Saturday, April 25, 2009

10 Books A Day: #6

Gilden-Fire...Stephen R. Donaldson...Underwood-Miller

The House Of The Wulfings...William Morris....Newcastle Publishing Co., Inc.

Child Christopher And Goldilind The Fair...William Morris...Newcastle Publishing Co., Inc.

The Roots Of The Mountains...William Morris...Newcastle Publishing Co., Inc.

The New Oxford Book Of Literary Anecdotes...ed. John Gross...Oxford University Press

Ghost Story...Peter Straub...Coward McGann Geoghehan

Dragons Of Fantasy...Anne C. Petty...Cold Spring Press

The Dragon Path: Collected Stories Of Kenneth Morris...ed. Douglas A. Anderson...Tor

All The Mowgli Stories...Rudyard Kipling...Junior Deluxe Editions

Godhanger...Dick King-Smith...Crown Publishers Inc.

The Best Of Jules Verne: Around The World In Eighty Days, The Clipper Of The Clouds, Journey To The Center Of The Earth...Castle Books

H. G. Wells: The Time Machine, The Island Of Dr. Moreau, The Invisible Man, The First Men In The Moon, The Food Of The Gods, In The Days Of The Comet, The War Of The Worlds...Heinemann/Octopus

Gilden-Fire is of course an edited-for-space section of The Illearth War, published on its own; I include the picture of the cover because it's the only image of ur-viles I've ever seen and the only way I can picture them. The William Morris books I must admit I've always found impenetrable. I think it may have something to do with the dense and blocky typeface. I have these copies because of 1) their importance to Lewis and Tolkien, 2) their importance to the history of Fantasy in general, and 3) they were cheap as dirt. The anecdote book is an edition of one of my favorite browsers, inferior to the old one edited by James Sutherland, in my opinion. Ghost Story is the only book that ever actually spooked me. Anne C. Petty and Douglas A. Anderson are both familiar names to me from the works they wrote on Tolkien; Anderson produced the annotated edition of The Hobbit. The Kipling is a great compilation; it includes the story of Mowgli (rather hard to find) when he is grown up and working as a forester in Her Majesty's Service. One of my great memories as a boy is sitting out under the pecan tree in our front yard one summer, reading this book and waiting for the mailman to come. The Verne and Wells are "inherited" copies. They were left behind by the previous owners of this house. How anyone can simply leave books behind is incomprehensible to me. I can only surmise disaster and great perturbation of mind.

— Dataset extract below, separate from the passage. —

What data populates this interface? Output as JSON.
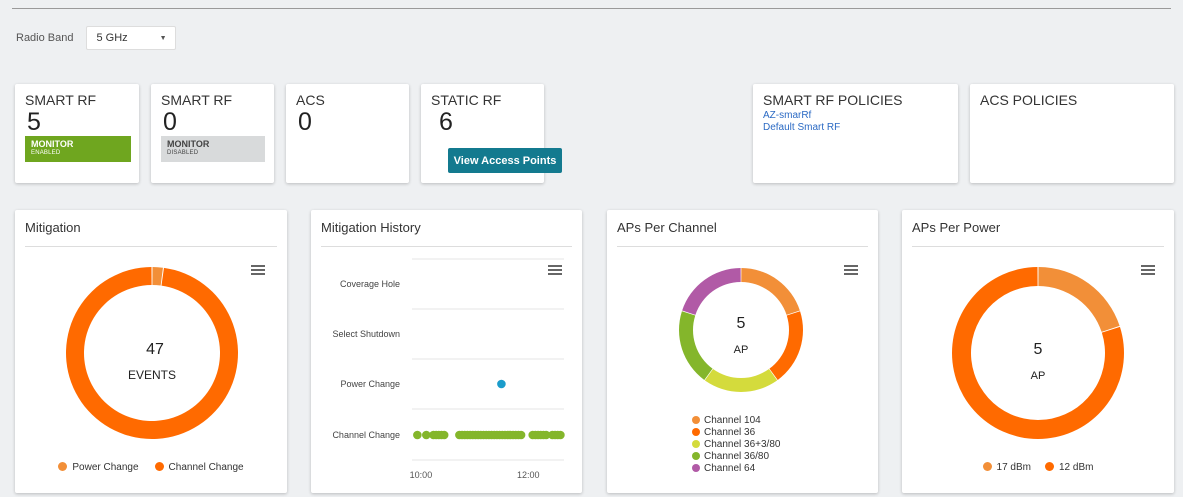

1 comment:

Brer said...

And with the omnibus volumes of Verne and Wells this actually makes 20 books today!